PROBLEM DESCRIPTION: An exact reproduction of every record is required.

*** SOURCE INFORMATION Section Begins ***

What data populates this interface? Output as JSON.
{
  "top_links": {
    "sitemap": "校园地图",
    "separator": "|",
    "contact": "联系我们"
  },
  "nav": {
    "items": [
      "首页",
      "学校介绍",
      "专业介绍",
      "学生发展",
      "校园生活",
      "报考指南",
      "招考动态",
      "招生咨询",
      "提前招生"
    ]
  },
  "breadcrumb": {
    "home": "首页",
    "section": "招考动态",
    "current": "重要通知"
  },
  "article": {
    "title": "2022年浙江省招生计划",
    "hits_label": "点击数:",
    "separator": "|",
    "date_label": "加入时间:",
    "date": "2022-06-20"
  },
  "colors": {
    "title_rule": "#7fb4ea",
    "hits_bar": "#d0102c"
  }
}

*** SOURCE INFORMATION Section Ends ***

EXPECTED OUTPUT:
What data populates this interface? Output as JSON.
{
  "top_links": {
    "sitemap": "校园地图",
    "separator": "|",
    "contact": "联系我们"
  },
  "nav": {
    "items": [
      "首页",
      "学校介绍",
      "专业介绍",
      "学生发展",
      "校园生活",
      "报考指南",
      "招考动态",
      "招生咨询",
      "提前招生"
    ]
  },
  "breadcrumb": {
    "home": "首页",
    "section": "招考动态",
    "current": "重要通知"
  },
  "article": {
    "title": "2022年浙江省招生计划",
    "hits_label": "点击数:",
    "separator": "|",
    "date_label": "加入时间:",
    "date": "2022-06-20"
  },
  "colors": {
    "title_rule": "#7fb4ea",
    "hits_bar": "#d0102c"
  }
}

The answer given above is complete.